Such a political form of socialism cuts against the grain of a biblical emphasis on the private ownership of property. The final principle in ARPA’s core principles states that “the Bible regularly assumes and reinforces a system in which property belongs to individuals, not to the government or society as a whole.”
Based on the policies passed at the federal Liberal party and NDP conventions, members of both parties are committed to greatly expanding the role of the federal government in Canadian life. However, the grassroots of the New Democratic Party seem more preoccupied than the grassroots of the Liberal party with removing vestiges of Christian morality in Canada’s public policy around prostitution, abortion, and conversion therapy. As the NDP delegates considered 438 policy proposals and prioritized their top 140, it is unsurprising that a few of these prioritized policies pertained to social issues of concern to Christians. Both parties, however, are convinced that our society needs to rethink how to care for our elders – but neither is focusing on the value of independent care homes and family-based care.
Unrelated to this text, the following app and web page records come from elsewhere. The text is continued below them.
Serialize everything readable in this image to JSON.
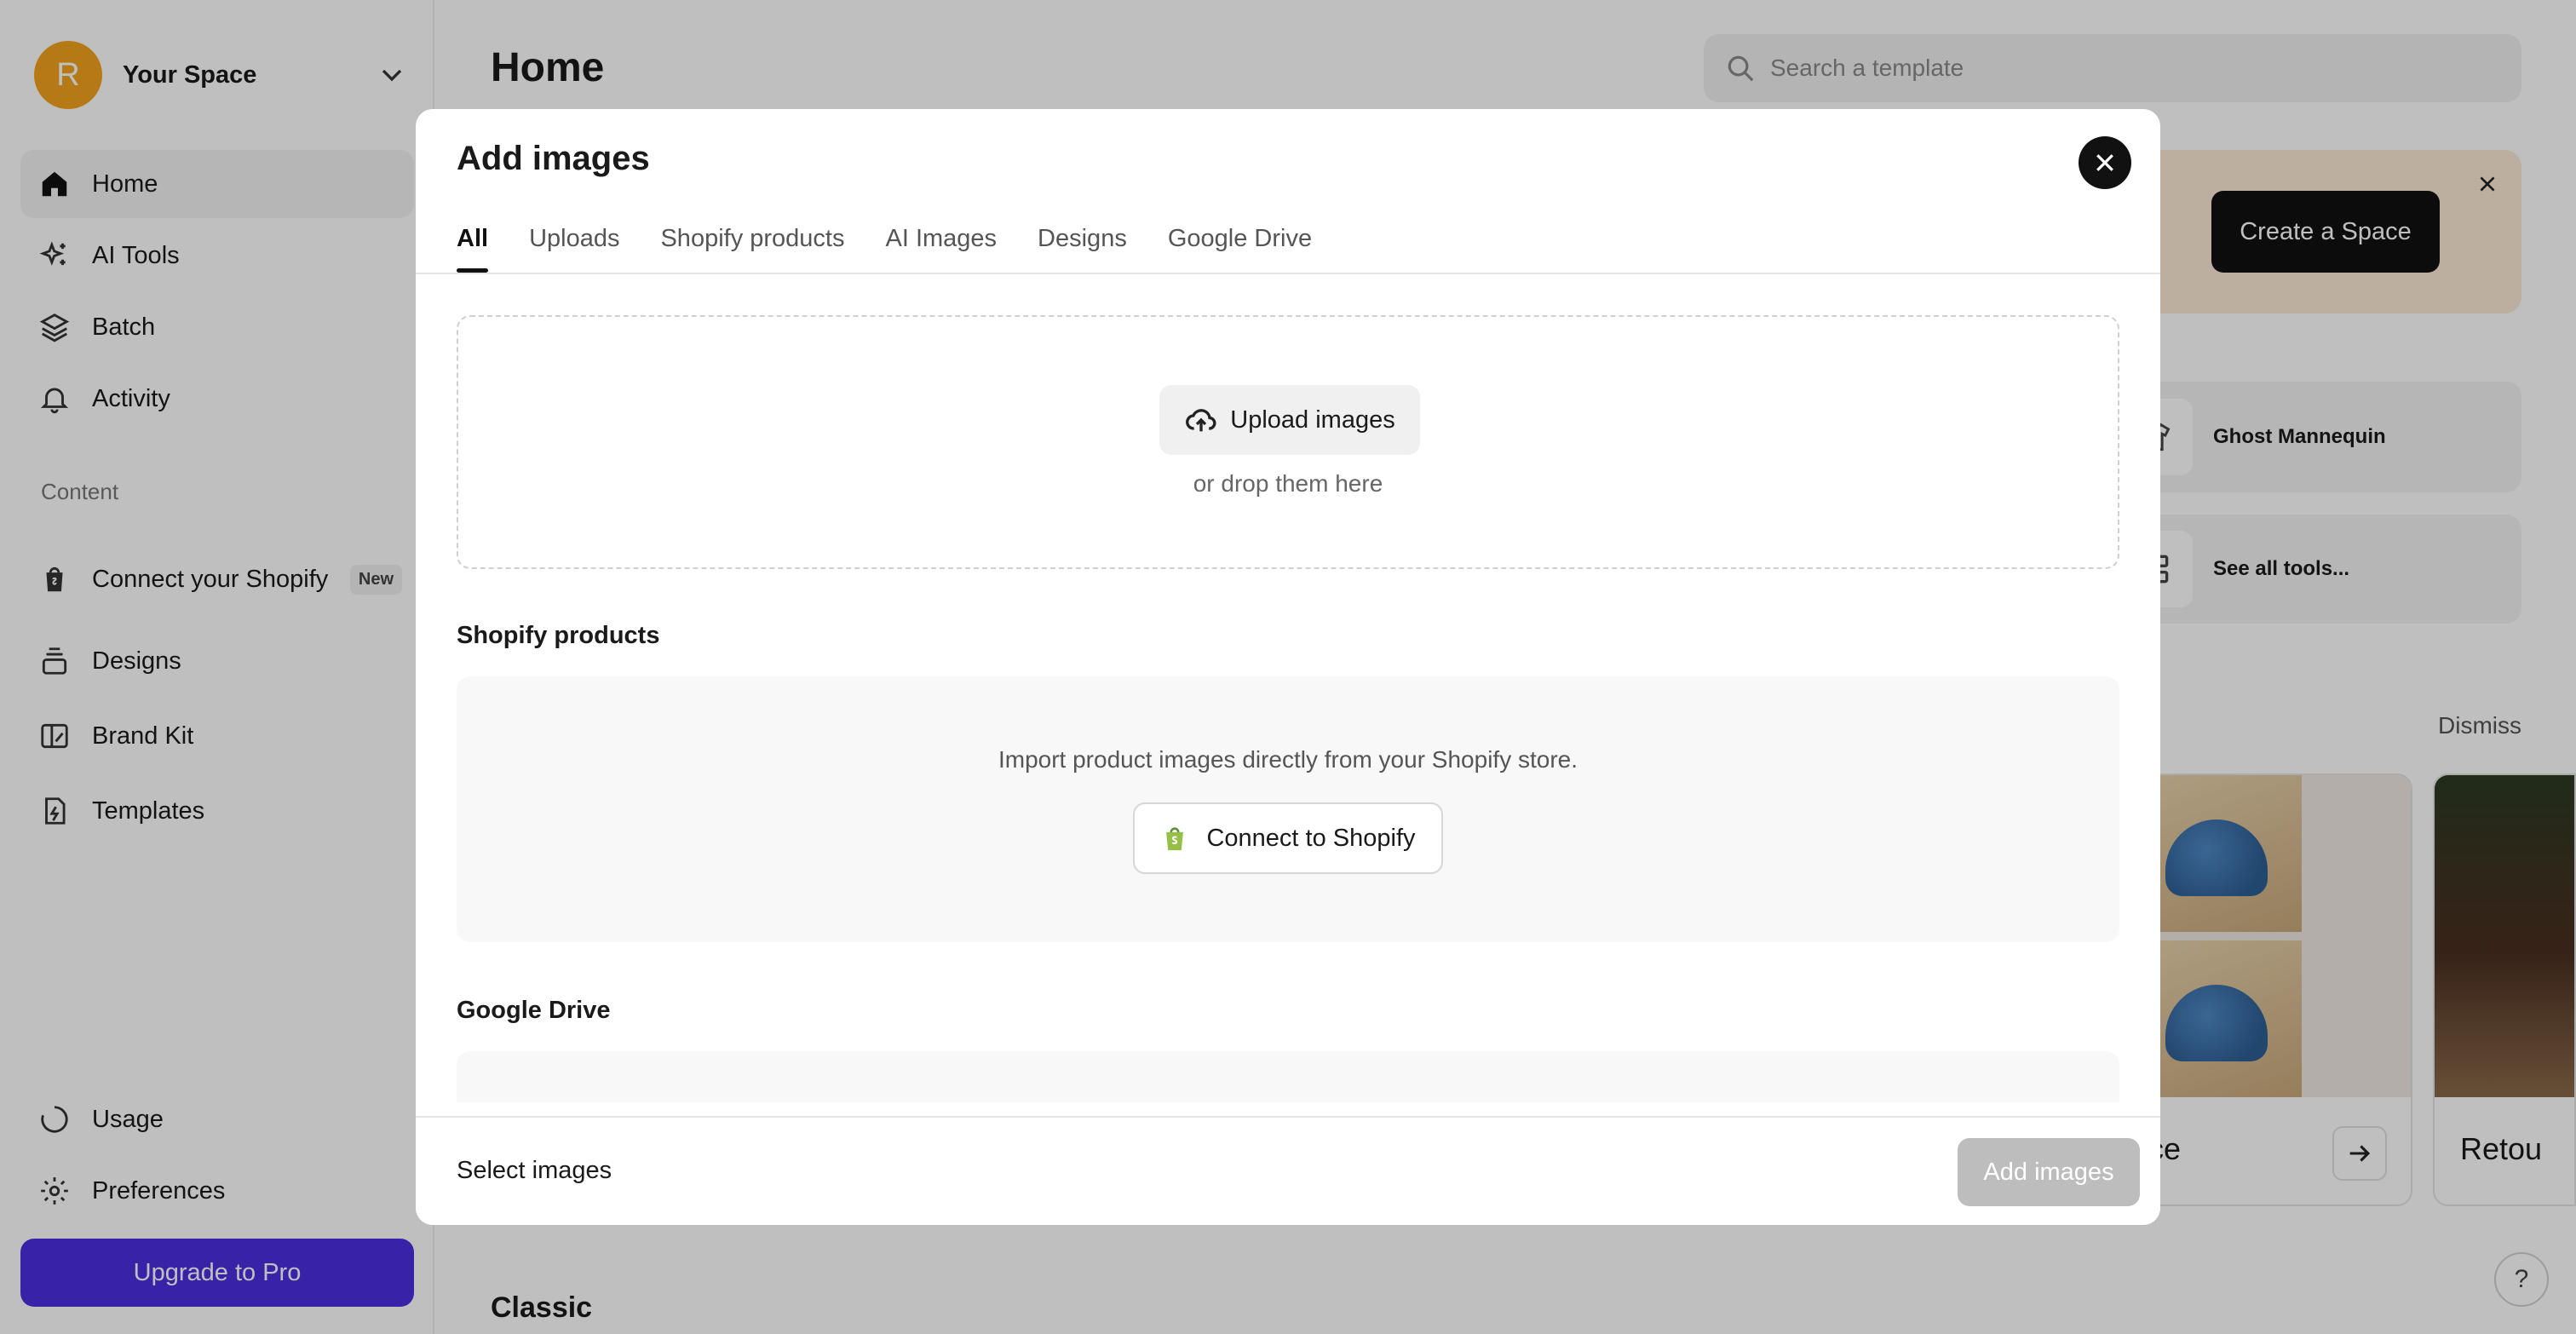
{
  "sidebar": {
    "space": {
      "avatar_letter": "R",
      "name": "Your Space"
    },
    "nav": [
      {
        "label": "Home"
      },
      {
        "label": "AI Tools"
      },
      {
        "label": "Batch"
      },
      {
        "label": "Activity"
      }
    ],
    "content_label": "Content",
    "content_items": [
      {
        "label": "Connect your Shopify",
        "badge": "New"
      },
      {
        "label": "Designs"
      },
      {
        "label": "Brand Kit"
      },
      {
        "label": "Templates"
      }
    ],
    "bottom_items": [
      {
        "label": "Usage"
      },
      {
        "label": "Preferences"
      }
    ],
    "upgrade_label": "Upgrade to Pro"
  },
  "main": {
    "title": "Home",
    "search_placeholder": "Search a template",
    "promo": {
      "create_label": "Create a Space"
    },
    "tools": [
      {
        "label": "Ghost Mannequin"
      },
      {
        "label": "See all tools..."
      }
    ],
    "dismiss_label": "Dismiss",
    "feature_cards": [
      {
        "label": "once"
      },
      {
        "label": "Retou"
      }
    ],
    "classic_heading": "Classic",
    "help_label": "?"
  },
  "modal": {
    "title": "Add images",
    "tabs": [
      {
        "label": "All",
        "active": true
      },
      {
        "label": "Uploads"
      },
      {
        "label": "Shopify products"
      },
      {
        "label": "AI Images"
      },
      {
        "label": "Designs"
      },
      {
        "label": "Google Drive"
      }
    ],
    "upload": {
      "button_label": "Upload images",
      "hint": "or drop them here"
    },
    "shopify": {
      "heading": "Shopify products",
      "hint": "Import product images directly from your Shopify store.",
      "button_label": "Connect to Shopify"
    },
    "drive": {
      "heading": "Google Drive"
    },
    "footer": {
      "select_label": "Select images",
      "add_button_label": "Add images"
    }
  },
  "colors": {
    "avatar": "#f2a31c",
    "upgrade_button": "#4b2fe0",
    "promo_bg": "#fbead6",
    "shopify_green": "#95bf47"
  }
}
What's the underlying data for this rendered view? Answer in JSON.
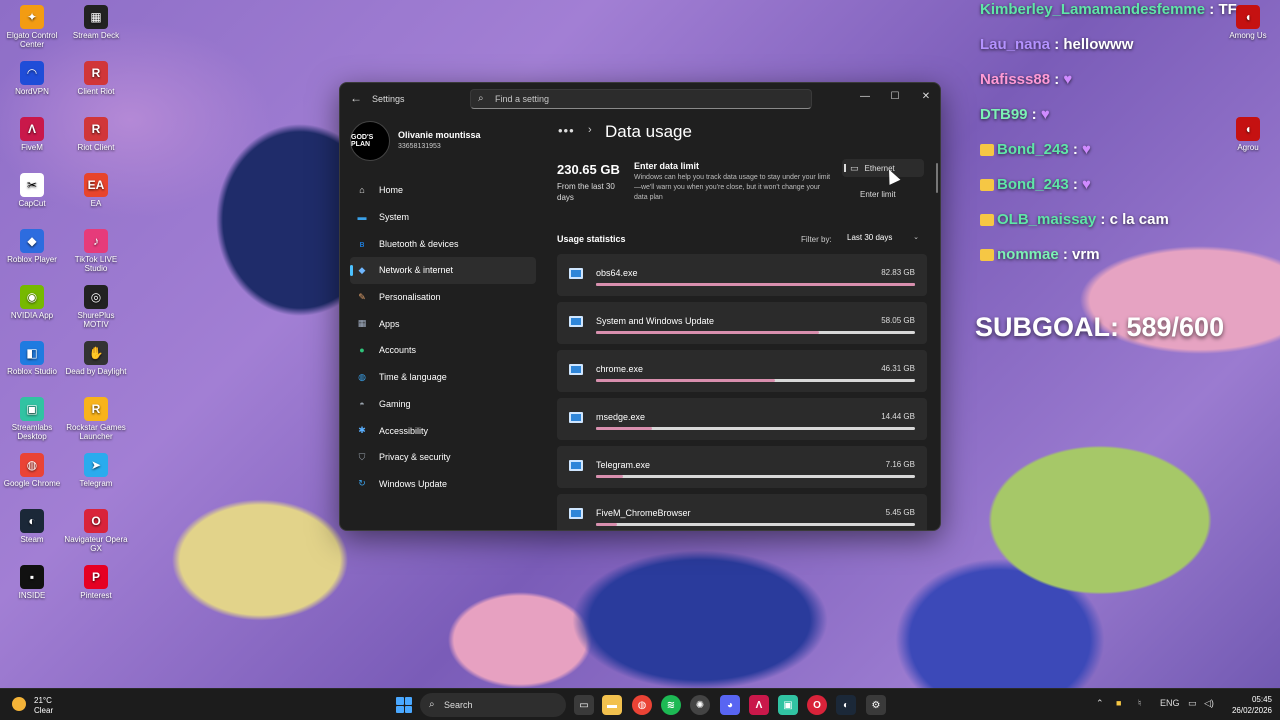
{
  "desktop": {
    "icons": [
      {
        "label": "Elgato Control Center",
        "color": "#f39c12",
        "glyph": "✦"
      },
      {
        "label": "Stream Deck",
        "color": "#222",
        "glyph": "▦"
      },
      {
        "label": "NordVPN",
        "color": "#1f4dd8",
        "glyph": "◠"
      },
      {
        "label": "Client Riot",
        "color": "#d13639",
        "glyph": "R"
      },
      {
        "label": "FiveM",
        "color": "#c9184a",
        "glyph": "Λ"
      },
      {
        "label": "Riot Client",
        "color": "#d13639",
        "glyph": "R"
      },
      {
        "label": "CapCut",
        "color": "#fff",
        "glyph": "✂"
      },
      {
        "label": "EA",
        "color": "#e8442c",
        "glyph": "EA"
      },
      {
        "label": "Roblox Player",
        "color": "#2d6cdf",
        "glyph": "◆"
      },
      {
        "label": "TikTok LIVE Studio",
        "color": "#e63b7a",
        "glyph": "♪"
      },
      {
        "label": "NVIDIA App",
        "color": "#76b900",
        "glyph": "◉"
      },
      {
        "label": "ShurePlus MOTIV",
        "color": "#222",
        "glyph": "◎"
      },
      {
        "label": "Roblox Studio",
        "color": "#1f7be0",
        "glyph": "◧"
      },
      {
        "label": "Dead by Daylight",
        "color": "#333",
        "glyph": "✋"
      },
      {
        "label": "Streamlabs Desktop",
        "color": "#31c3a2",
        "glyph": "▣"
      },
      {
        "label": "Rockstar Games Launcher",
        "color": "#f8b31b",
        "glyph": "R"
      },
      {
        "label": "Google Chrome",
        "color": "#ea4335",
        "glyph": "◍"
      },
      {
        "label": "Telegram",
        "color": "#2aabee",
        "glyph": "➤"
      },
      {
        "label": "Steam",
        "color": "#1b2838",
        "glyph": "◐"
      },
      {
        "label": "Navigateur Opera GX",
        "color": "#d9233a",
        "glyph": "O"
      },
      {
        "label": "INSIDE",
        "color": "#111",
        "glyph": "▪"
      },
      {
        "label": "Pinterest",
        "color": "#e60023",
        "glyph": "P"
      }
    ],
    "right_icons": [
      {
        "label": "Among Us",
        "color": "#c51111",
        "glyph": "◖"
      },
      {
        "label": "Agrou",
        "color": "#c51111",
        "glyph": "◖"
      }
    ]
  },
  "chat": [
    {
      "user": "Kimberley_Lamamandesfemme",
      "message": "TF",
      "user_class": "u1"
    },
    {
      "user": "Lau_nana",
      "message": "hellowww",
      "user_class": "u2"
    },
    {
      "user": "Nafisss88",
      "message": "♥",
      "user_class": "u3"
    },
    {
      "user": "DTB99",
      "message": "♥",
      "user_class": "u4"
    },
    {
      "user": "Bond_243",
      "message": "♥",
      "user_class": "u1"
    },
    {
      "user": "Bond_243",
      "message": "♥",
      "user_class": "u1"
    },
    {
      "user": "OLB_maissay",
      "message": "c la cam",
      "user_class": "u1"
    },
    {
      "user": "nommae",
      "message": "vrm",
      "user_class": "u4"
    }
  ],
  "subgoal": "SUBGOAL: 589/600",
  "settings": {
    "app_title": "Settings",
    "search_placeholder": "Find a setting",
    "profile": {
      "name": "Olivanie mountissa",
      "sub": "33658131953",
      "avatar_text": "GOD'S PLAN"
    },
    "nav": [
      {
        "label": "Home",
        "icon": "home-icon",
        "glyph": "⌂",
        "color": "#e8e8e8"
      },
      {
        "label": "System",
        "icon": "system-icon",
        "glyph": "▬",
        "color": "#3aa0e8"
      },
      {
        "label": "Bluetooth & devices",
        "icon": "bluetooth-icon",
        "glyph": "ʙ",
        "color": "#1e90ff"
      },
      {
        "label": "Network & internet",
        "icon": "network-icon",
        "glyph": "◆",
        "color": "#6fb7ff",
        "active": true
      },
      {
        "label": "Personalisation",
        "icon": "brush-icon",
        "glyph": "✎",
        "color": "#e5a36c"
      },
      {
        "label": "Apps",
        "icon": "apps-icon",
        "glyph": "▦",
        "color": "#a7b4c8"
      },
      {
        "label": "Accounts",
        "icon": "accounts-icon",
        "glyph": "●",
        "color": "#2fc37a"
      },
      {
        "label": "Time & language",
        "icon": "globe-icon",
        "glyph": "◍",
        "color": "#3aa0e8"
      },
      {
        "label": "Gaming",
        "icon": "gamepad-icon",
        "glyph": "◓",
        "color": "#9aa3ad"
      },
      {
        "label": "Accessibility",
        "icon": "accessibility-icon",
        "glyph": "✱",
        "color": "#5ab0ff"
      },
      {
        "label": "Privacy & security",
        "icon": "shield-icon",
        "glyph": "⛉",
        "color": "#9aa3ad"
      },
      {
        "label": "Windows Update",
        "icon": "update-icon",
        "glyph": "↻",
        "color": "#3aa0e8"
      }
    ],
    "breadcrumb_dots": "•••",
    "page_title": "Data usage",
    "total": "230.65 GB",
    "total_note": "From the last 30 days",
    "limit_title": "Enter data limit",
    "limit_desc": "Windows can help you track data usage to stay under your limit—we'll warn you when you're close, but it won't change your data plan",
    "ethernet_label": "Ethernet",
    "enter_limit": "Enter limit",
    "stats_label": "Usage statistics",
    "filter_label": "Filter by:",
    "filter_value": "Last 30 days",
    "apps": [
      {
        "name": "obs64.exe",
        "size": "82.83 GB",
        "fraction": 1.0
      },
      {
        "name": "System and Windows Update",
        "size": "58.05 GB",
        "fraction": 0.7
      },
      {
        "name": "chrome.exe",
        "size": "46.31 GB",
        "fraction": 0.56
      },
      {
        "name": "msedge.exe",
        "size": "14.44 GB",
        "fraction": 0.174
      },
      {
        "name": "Telegram.exe",
        "size": "7.16 GB",
        "fraction": 0.086
      },
      {
        "name": "FiveM_ChromeBrowser",
        "size": "5.45 GB",
        "fraction": 0.066
      }
    ]
  },
  "taskbar": {
    "temp": "21°C",
    "weather": "Clear",
    "search_label": "Search",
    "lang": "ENG",
    "time": "05:45",
    "date": "26/02/2026"
  }
}
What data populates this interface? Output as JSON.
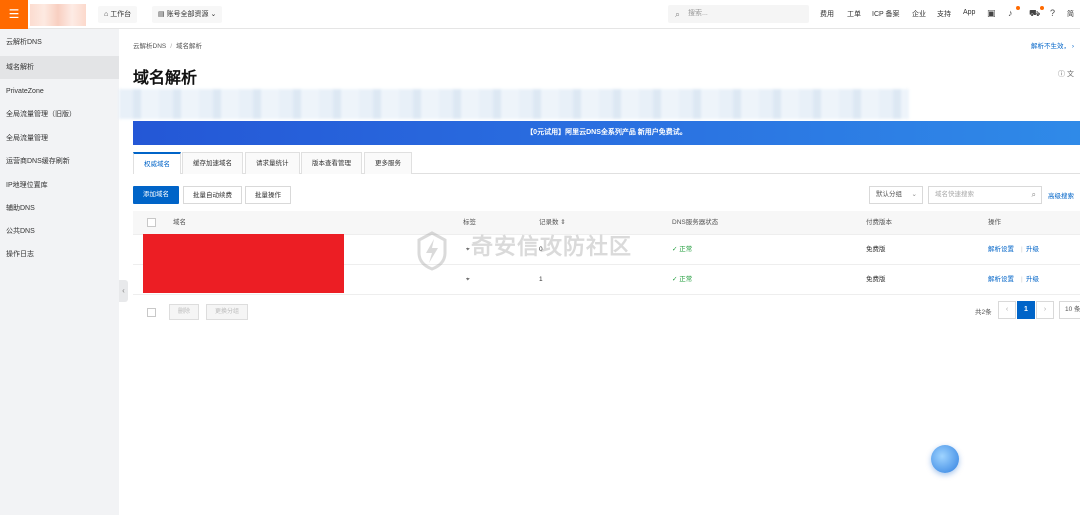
{
  "topbar": {
    "logo_glyph": "☰",
    "workbench": "工作台",
    "account": "账号全部资源",
    "search_placeholder": "搜索...",
    "nav": [
      "费用",
      "工单",
      "ICP 备案",
      "企业",
      "支持",
      "App"
    ]
  },
  "sidebar": {
    "items": [
      "云解析DNS",
      "域名解析",
      "PrivateZone",
      "全局流量管理（旧版）",
      "全局流量管理",
      "运营商DNS缓存刷新",
      "IP地理位置库",
      "辅助DNS",
      "公共DNS",
      "操作日志"
    ]
  },
  "breadcrumb": [
    "云解析DNS",
    "域名解析"
  ],
  "notice_link": "解析不生效，",
  "page_title": "域名解析",
  "banner_text": "【0元试用】阿里云DNS全系列产品 新用户免费试。",
  "tabs": [
    "权威域名",
    "缓存加速域名",
    "请求量统计",
    "版本查看管理",
    "更多服务"
  ],
  "toolbar": {
    "add": "添加域名",
    "batch_auto": "批量自动续费",
    "batch_ops": "批量操作",
    "group": "默认分组",
    "search_placeholder": "域名快速搜索",
    "advanced": "高级搜索"
  },
  "table": {
    "headers": [
      "域名",
      "标签",
      "记录数",
      "DNS服务器状态",
      "付费版本",
      "操作"
    ],
    "rows": [
      {
        "records": "0",
        "status": "正常",
        "version": "免费版",
        "action1": "解析设置",
        "action2": "升级"
      },
      {
        "records": "1",
        "status": "正常",
        "version": "免费版",
        "action1": "解析设置",
        "action2": "升级"
      }
    ]
  },
  "footer": {
    "delete": "删除",
    "change_group": "更换分组",
    "total": "共2条",
    "page": "1",
    "page_size": "10 条"
  },
  "watermark": "奇安信攻防社区",
  "colors": {
    "brand_orange": "#ff6a00",
    "primary_blue": "#0064c8",
    "redaction": "#ec1e24",
    "ok_green": "#1e9c3a"
  }
}
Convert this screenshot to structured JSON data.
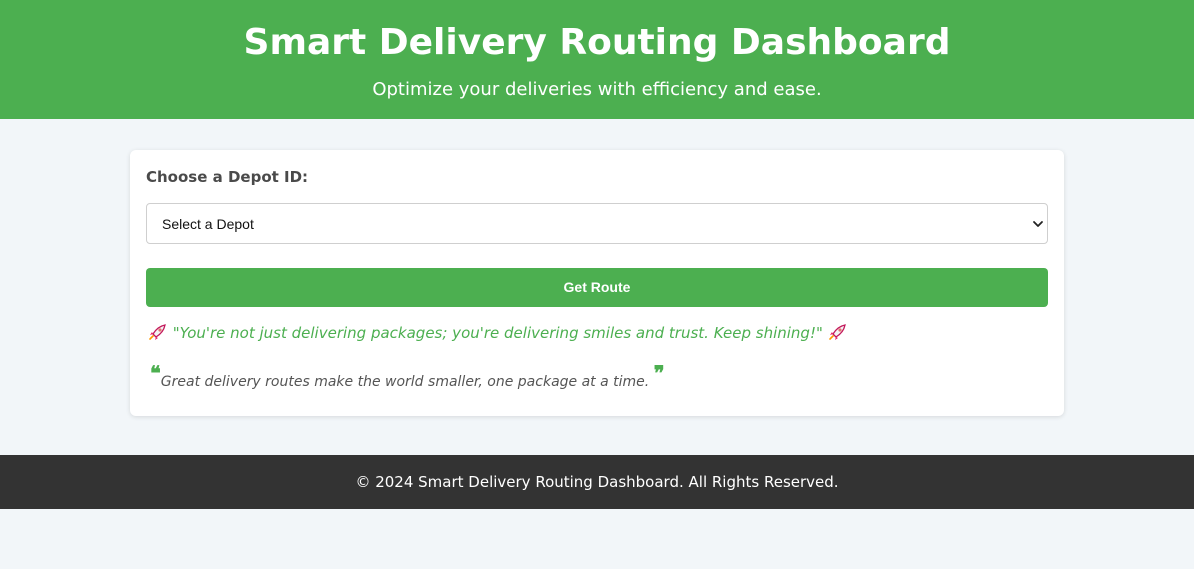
{
  "header": {
    "title": "Smart Delivery Routing Dashboard",
    "subtitle": "Optimize your deliveries with efficiency and ease."
  },
  "form": {
    "label": "Choose a Depot ID:",
    "select_value": "Select a Depot",
    "button_label": "Get Route"
  },
  "messages": {
    "motivation": "\"You're not just delivering packages; you're delivering smiles and trust. Keep shining!\"",
    "quote": "Great delivery routes make the world smaller, one package at a time.",
    "quote_open": "❝",
    "quote_close": "❞"
  },
  "footer": {
    "text": "© 2024 Smart Delivery Routing Dashboard. All Rights Reserved."
  },
  "colors": {
    "primary_green": "#4caf50",
    "footer_dark": "#333333",
    "page_background": "#f2f6f9"
  },
  "icons": {
    "motivation_prefix": "rocket-icon",
    "motivation_suffix": "rocket-icon",
    "select_arrow": "chevron-down-icon"
  }
}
Although ARPA is non-partisan, we always encourage individual Christians to be partisan. Being a member of a political party gives you an amplified voice in crafting the policies of the party and nominating Christians within that party. One reason why some federal political parties are rejecting Christian policy perspectives is that Christians have also neglected to be active members of these parties. It is crucial for Christians to bring the truth of the Gospel to every corner of our political system.
So, pick a political party, and start shining!